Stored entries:
====

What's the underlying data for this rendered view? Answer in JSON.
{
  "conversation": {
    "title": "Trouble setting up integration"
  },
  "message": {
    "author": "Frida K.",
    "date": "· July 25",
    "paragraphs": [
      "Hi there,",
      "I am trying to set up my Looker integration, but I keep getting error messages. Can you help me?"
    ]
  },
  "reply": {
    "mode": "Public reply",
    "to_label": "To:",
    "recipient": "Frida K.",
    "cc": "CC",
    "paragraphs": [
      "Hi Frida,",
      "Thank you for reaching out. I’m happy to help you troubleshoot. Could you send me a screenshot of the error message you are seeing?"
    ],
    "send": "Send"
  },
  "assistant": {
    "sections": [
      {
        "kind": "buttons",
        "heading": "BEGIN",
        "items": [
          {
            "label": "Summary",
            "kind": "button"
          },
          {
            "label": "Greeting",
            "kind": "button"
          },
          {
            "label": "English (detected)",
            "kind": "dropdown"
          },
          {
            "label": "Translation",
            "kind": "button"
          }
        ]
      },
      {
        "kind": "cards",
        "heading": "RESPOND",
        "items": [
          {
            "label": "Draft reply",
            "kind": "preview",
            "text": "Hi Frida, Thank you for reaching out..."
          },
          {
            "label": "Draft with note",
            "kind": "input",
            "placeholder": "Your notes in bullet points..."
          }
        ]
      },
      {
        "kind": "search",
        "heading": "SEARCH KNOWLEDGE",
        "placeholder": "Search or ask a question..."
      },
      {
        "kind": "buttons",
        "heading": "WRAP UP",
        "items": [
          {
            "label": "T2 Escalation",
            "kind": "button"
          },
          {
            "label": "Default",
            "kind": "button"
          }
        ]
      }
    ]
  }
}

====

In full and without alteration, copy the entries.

What's the underlying data for this rendered view? Answer in JSON.
{
  "conversation": {
    "title": "Trouble setting up integration"
  },
  "message": {
    "author": "Frida K.",
    "date": "· July 25",
    "paragraphs": [
      "Hi there,",
      "I am trying to set up my Looker integration, but I keep getting error messages. Can you help me?"
    ]
  },
  "reply": {
    "mode": "Public reply",
    "to_label": "To:",
    "recipient": "Frida K.",
    "cc": "CC",
    "paragraphs": [
      "Hi Frida,",
      "Thank you for reaching out. I’m happy to help you troubleshoot. Could you send me a screenshot of the error message you are seeing?"
    ],
    "send": "Send"
  },
  "assistant": {
    "sections": [
      {
        "kind": "buttons",
        "heading": "BEGIN",
        "items": [
          {
            "label": "Summary",
            "kind": "button"
          },
          {
            "label": "Greeting",
            "kind": "button"
          },
          {
            "label": "English (detected)",
            "kind": "dropdown"
          },
          {
            "label": "Translation",
            "kind": "button"
          }
        ]
      },
      {
        "kind": "cards",
        "heading": "RESPOND",
        "items": [
          {
            "label": "Draft reply",
            "kind": "preview",
            "text": "Hi Frida, Thank you for reaching out..."
          },
          {
            "label": "Draft with note",
            "kind": "input",
            "placeholder": "Your notes in bullet points..."
          }
        ]
      },
      {
        "kind": "search",
        "heading": "SEARCH KNOWLEDGE",
        "placeholder": "Search or ask a question..."
      },
      {
        "kind": "buttons",
        "heading": "WRAP UP",
        "items": [
          {
            "label": "T2 Escalation",
            "kind": "button"
          },
          {
            "label": "Default",
            "kind": "button"
          }
        ]
      }
    ]
  }
}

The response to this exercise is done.